(Stored entries)
◇ ◇ ◇ ◇
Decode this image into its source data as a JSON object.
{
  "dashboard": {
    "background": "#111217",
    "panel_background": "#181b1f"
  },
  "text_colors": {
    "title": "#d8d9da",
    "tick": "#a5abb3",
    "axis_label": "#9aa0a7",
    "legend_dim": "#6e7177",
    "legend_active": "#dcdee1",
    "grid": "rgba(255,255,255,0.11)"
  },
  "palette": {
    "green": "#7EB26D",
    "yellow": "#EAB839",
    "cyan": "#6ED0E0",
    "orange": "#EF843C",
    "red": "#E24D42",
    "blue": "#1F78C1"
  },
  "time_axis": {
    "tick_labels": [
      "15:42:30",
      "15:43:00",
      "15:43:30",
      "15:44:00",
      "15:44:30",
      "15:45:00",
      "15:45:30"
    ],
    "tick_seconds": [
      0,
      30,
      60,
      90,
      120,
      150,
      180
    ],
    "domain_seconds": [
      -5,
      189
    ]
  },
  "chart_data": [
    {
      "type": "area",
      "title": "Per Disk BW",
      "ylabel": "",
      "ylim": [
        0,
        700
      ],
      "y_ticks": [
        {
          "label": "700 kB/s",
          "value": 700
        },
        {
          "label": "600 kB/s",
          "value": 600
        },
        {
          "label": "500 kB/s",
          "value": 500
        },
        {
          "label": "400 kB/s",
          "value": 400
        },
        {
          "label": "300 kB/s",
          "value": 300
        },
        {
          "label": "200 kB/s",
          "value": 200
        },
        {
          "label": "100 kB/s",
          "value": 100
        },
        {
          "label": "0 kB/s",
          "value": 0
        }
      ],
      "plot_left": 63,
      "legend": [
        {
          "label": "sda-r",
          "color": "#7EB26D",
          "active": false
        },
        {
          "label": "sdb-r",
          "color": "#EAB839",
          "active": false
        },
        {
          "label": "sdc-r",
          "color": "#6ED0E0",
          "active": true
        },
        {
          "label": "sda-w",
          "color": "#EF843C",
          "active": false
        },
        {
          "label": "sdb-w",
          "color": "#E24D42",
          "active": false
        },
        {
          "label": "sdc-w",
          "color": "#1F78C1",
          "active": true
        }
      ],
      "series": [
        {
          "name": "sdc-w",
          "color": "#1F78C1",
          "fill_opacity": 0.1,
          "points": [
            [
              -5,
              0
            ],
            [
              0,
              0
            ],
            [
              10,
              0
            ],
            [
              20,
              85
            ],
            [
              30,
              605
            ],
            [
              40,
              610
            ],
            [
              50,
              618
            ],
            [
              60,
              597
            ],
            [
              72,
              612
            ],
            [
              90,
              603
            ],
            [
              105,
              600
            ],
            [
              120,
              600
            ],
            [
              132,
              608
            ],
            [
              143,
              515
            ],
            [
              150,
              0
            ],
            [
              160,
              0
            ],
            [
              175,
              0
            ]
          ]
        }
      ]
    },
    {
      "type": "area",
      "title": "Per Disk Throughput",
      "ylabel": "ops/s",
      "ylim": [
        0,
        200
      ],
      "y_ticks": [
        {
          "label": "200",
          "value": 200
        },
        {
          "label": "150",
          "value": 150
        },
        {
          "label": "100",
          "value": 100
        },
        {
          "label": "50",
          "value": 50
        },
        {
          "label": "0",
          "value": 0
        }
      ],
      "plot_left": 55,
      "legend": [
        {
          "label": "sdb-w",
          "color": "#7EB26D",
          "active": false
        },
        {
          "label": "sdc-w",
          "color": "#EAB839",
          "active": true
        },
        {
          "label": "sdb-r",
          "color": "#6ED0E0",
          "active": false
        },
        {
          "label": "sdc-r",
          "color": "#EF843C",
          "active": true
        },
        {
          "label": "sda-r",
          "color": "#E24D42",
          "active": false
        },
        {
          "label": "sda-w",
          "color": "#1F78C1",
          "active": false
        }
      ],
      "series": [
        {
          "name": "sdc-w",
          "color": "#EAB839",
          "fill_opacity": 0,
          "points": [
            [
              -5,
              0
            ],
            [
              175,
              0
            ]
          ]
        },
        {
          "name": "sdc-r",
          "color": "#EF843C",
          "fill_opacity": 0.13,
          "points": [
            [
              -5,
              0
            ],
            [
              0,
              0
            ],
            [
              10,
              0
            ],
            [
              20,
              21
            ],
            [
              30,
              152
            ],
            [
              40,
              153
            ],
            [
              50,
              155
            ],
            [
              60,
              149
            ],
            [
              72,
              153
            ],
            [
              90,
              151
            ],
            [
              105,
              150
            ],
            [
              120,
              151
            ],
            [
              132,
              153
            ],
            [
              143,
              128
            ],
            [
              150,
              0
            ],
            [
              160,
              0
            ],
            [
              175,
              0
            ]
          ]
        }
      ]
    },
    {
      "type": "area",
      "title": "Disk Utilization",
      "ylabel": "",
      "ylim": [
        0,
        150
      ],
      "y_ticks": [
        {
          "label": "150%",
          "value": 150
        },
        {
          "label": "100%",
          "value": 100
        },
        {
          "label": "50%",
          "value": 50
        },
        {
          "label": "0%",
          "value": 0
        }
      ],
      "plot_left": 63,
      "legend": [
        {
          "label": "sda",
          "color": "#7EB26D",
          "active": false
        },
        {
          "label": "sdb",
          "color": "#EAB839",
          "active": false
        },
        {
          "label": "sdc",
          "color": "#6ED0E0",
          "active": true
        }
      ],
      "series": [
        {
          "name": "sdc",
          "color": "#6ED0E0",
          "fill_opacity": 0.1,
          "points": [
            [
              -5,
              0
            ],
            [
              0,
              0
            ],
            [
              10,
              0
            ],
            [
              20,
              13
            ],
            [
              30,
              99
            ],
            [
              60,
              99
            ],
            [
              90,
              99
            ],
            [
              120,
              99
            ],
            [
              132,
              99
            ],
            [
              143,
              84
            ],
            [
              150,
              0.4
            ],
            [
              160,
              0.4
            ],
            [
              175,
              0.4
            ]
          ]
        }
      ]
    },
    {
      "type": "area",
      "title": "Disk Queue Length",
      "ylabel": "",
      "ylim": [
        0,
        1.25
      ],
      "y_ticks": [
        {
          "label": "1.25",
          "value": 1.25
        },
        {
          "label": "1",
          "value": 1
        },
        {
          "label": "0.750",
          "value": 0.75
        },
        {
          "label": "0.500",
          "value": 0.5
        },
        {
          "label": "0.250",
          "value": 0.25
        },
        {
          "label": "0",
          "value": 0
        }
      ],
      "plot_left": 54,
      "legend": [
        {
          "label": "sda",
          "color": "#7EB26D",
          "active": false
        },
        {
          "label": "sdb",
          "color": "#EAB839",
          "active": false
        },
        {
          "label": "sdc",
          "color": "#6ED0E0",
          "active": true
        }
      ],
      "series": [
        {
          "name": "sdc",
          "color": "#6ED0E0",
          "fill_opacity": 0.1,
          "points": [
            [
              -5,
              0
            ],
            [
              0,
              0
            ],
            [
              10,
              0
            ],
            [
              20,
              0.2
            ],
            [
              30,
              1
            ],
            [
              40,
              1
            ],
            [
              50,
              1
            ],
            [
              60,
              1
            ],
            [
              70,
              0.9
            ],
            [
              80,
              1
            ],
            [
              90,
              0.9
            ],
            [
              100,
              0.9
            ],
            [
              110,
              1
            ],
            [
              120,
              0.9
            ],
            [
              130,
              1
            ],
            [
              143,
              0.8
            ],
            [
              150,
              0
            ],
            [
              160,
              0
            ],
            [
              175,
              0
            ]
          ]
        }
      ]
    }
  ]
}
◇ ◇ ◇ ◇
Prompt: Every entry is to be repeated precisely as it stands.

Task solution:
Decode this image into its source data as a JSON object.
{
  "dashboard": {
    "background": "#111217",
    "panel_background": "#181b1f"
  },
  "text_colors": {
    "title": "#d8d9da",
    "tick": "#a5abb3",
    "axis_label": "#9aa0a7",
    "legend_dim": "#6e7177",
    "legend_active": "#dcdee1",
    "grid": "rgba(255,255,255,0.11)"
  },
  "palette": {
    "green": "#7EB26D",
    "yellow": "#EAB839",
    "cyan": "#6ED0E0",
    "orange": "#EF843C",
    "red": "#E24D42",
    "blue": "#1F78C1"
  },
  "time_axis": {
    "tick_labels": [
      "15:42:30",
      "15:43:00",
      "15:43:30",
      "15:44:00",
      "15:44:30",
      "15:45:00",
      "15:45:30"
    ],
    "tick_seconds": [
      0,
      30,
      60,
      90,
      120,
      150,
      180
    ],
    "domain_seconds": [
      -5,
      189
    ]
  },
  "chart_data": [
    {
      "type": "area",
      "title": "Per Disk BW",
      "ylabel": "",
      "ylim": [
        0,
        700
      ],
      "y_ticks": [
        {
          "label": "700 kB/s",
          "value": 700
        },
        {
          "label": "600 kB/s",
          "value": 600
        },
        {
          "label": "500 kB/s",
          "value": 500
        },
        {
          "label": "400 kB/s",
          "value": 400
        },
        {
          "label": "300 kB/s",
          "value": 300
        },
        {
          "label": "200 kB/s",
          "value": 200
        },
        {
          "label": "100 kB/s",
          "value": 100
        },
        {
          "label": "0 kB/s",
          "value": 0
        }
      ],
      "plot_left": 63,
      "legend": [
        {
          "label": "sda-r",
          "color": "#7EB26D",
          "active": false
        },
        {
          "label": "sdb-r",
          "color": "#EAB839",
          "active": false
        },
        {
          "label": "sdc-r",
          "color": "#6ED0E0",
          "active": true
        },
        {
          "label": "sda-w",
          "color": "#EF843C",
          "active": false
        },
        {
          "label": "sdb-w",
          "color": "#E24D42",
          "active": false
        },
        {
          "label": "sdc-w",
          "color": "#1F78C1",
          "active": true
        }
      ],
      "series": [
        {
          "name": "sdc-w",
          "color": "#1F78C1",
          "fill_opacity": 0.1,
          "points": [
            [
              -5,
              0
            ],
            [
              0,
              0
            ],
            [
              10,
              0
            ],
            [
              20,
              85
            ],
            [
              30,
              605
            ],
            [
              40,
              610
            ],
            [
              50,
              618
            ],
            [
              60,
              597
            ],
            [
              72,
              612
            ],
            [
              90,
              603
            ],
            [
              105,
              600
            ],
            [
              120,
              600
            ],
            [
              132,
              608
            ],
            [
              143,
              515
            ],
            [
              150,
              0
            ],
            [
              160,
              0
            ],
            [
              175,
              0
            ]
          ]
        }
      ]
    },
    {
      "type": "area",
      "title": "Per Disk Throughput",
      "ylabel": "ops/s",
      "ylim": [
        0,
        200
      ],
      "y_ticks": [
        {
          "label": "200",
          "value": 200
        },
        {
          "label": "150",
          "value": 150
        },
        {
          "label": "100",
          "value": 100
        },
        {
          "label": "50",
          "value": 50
        },
        {
          "label": "0",
          "value": 0
        }
      ],
      "plot_left": 55,
      "legend": [
        {
          "label": "sdb-w",
          "color": "#7EB26D",
          "active": false
        },
        {
          "label": "sdc-w",
          "color": "#EAB839",
          "active": true
        },
        {
          "label": "sdb-r",
          "color": "#6ED0E0",
          "active": false
        },
        {
          "label": "sdc-r",
          "color": "#EF843C",
          "active": true
        },
        {
          "label": "sda-r",
          "color": "#E24D42",
          "active": false
        },
        {
          "label": "sda-w",
          "color": "#1F78C1",
          "active": false
        }
      ],
      "series": [
        {
          "name": "sdc-w",
          "color": "#EAB839",
          "fill_opacity": 0,
          "points": [
            [
              -5,
              0
            ],
            [
              175,
              0
            ]
          ]
        },
        {
          "name": "sdc-r",
          "color": "#EF843C",
          "fill_opacity": 0.13,
          "points": [
            [
              -5,
              0
            ],
            [
              0,
              0
            ],
            [
              10,
              0
            ],
            [
              20,
              21
            ],
            [
              30,
              152
            ],
            [
              40,
              153
            ],
            [
              50,
              155
            ],
            [
              60,
              149
            ],
            [
              72,
              153
            ],
            [
              90,
              151
            ],
            [
              105,
              150
            ],
            [
              120,
              151
            ],
            [
              132,
              153
            ],
            [
              143,
              128
            ],
            [
              150,
              0
            ],
            [
              160,
              0
            ],
            [
              175,
              0
            ]
          ]
        }
      ]
    },
    {
      "type": "area",
      "title": "Disk Utilization",
      "ylabel": "",
      "ylim": [
        0,
        150
      ],
      "y_ticks": [
        {
          "label": "150%",
          "value": 150
        },
        {
          "label": "100%",
          "value": 100
        },
        {
          "label": "50%",
          "value": 50
        },
        {
          "label": "0%",
          "value": 0
        }
      ],
      "plot_left": 63,
      "legend": [
        {
          "label": "sda",
          "color": "#7EB26D",
          "active": false
        },
        {
          "label": "sdb",
          "color": "#EAB839",
          "active": false
        },
        {
          "label": "sdc",
          "color": "#6ED0E0",
          "active": true
        }
      ],
      "series": [
        {
          "name": "sdc",
          "color": "#6ED0E0",
          "fill_opacity": 0.1,
          "points": [
            [
              -5,
              0
            ],
            [
              0,
              0
            ],
            [
              10,
              0
            ],
            [
              20,
              13
            ],
            [
              30,
              99
            ],
            [
              60,
              99
            ],
            [
              90,
              99
            ],
            [
              120,
              99
            ],
            [
              132,
              99
            ],
            [
              143,
              84
            ],
            [
              150,
              0.4
            ],
            [
              160,
              0.4
            ],
            [
              175,
              0.4
            ]
          ]
        }
      ]
    },
    {
      "type": "area",
      "title": "Disk Queue Length",
      "ylabel": "",
      "ylim": [
        0,
        1.25
      ],
      "y_ticks": [
        {
          "label": "1.25",
          "value": 1.25
        },
        {
          "label": "1",
          "value": 1
        },
        {
          "label": "0.750",
          "value": 0.75
        },
        {
          "label": "0.500",
          "value": 0.5
        },
        {
          "label": "0.250",
          "value": 0.25
        },
        {
          "label": "0",
          "value": 0
        }
      ],
      "plot_left": 54,
      "legend": [
        {
          "label": "sda",
          "color": "#7EB26D",
          "active": false
        },
        {
          "label": "sdb",
          "color": "#EAB839",
          "active": false
        },
        {
          "label": "sdc",
          "color": "#6ED0E0",
          "active": true
        }
      ],
      "series": [
        {
          "name": "sdc",
          "color": "#6ED0E0",
          "fill_opacity": 0.1,
          "points": [
            [
              -5,
              0
            ],
            [
              0,
              0
            ],
            [
              10,
              0
            ],
            [
              20,
              0.2
            ],
            [
              30,
              1
            ],
            [
              40,
              1
            ],
            [
              50,
              1
            ],
            [
              60,
              1
            ],
            [
              70,
              0.9
            ],
            [
              80,
              1
            ],
            [
              90,
              0.9
            ],
            [
              100,
              0.9
            ],
            [
              110,
              1
            ],
            [
              120,
              0.9
            ],
            [
              130,
              1
            ],
            [
              143,
              0.8
            ],
            [
              150,
              0
            ],
            [
              160,
              0
            ],
            [
              175,
              0
            ]
          ]
        }
      ]
    }
  ]
}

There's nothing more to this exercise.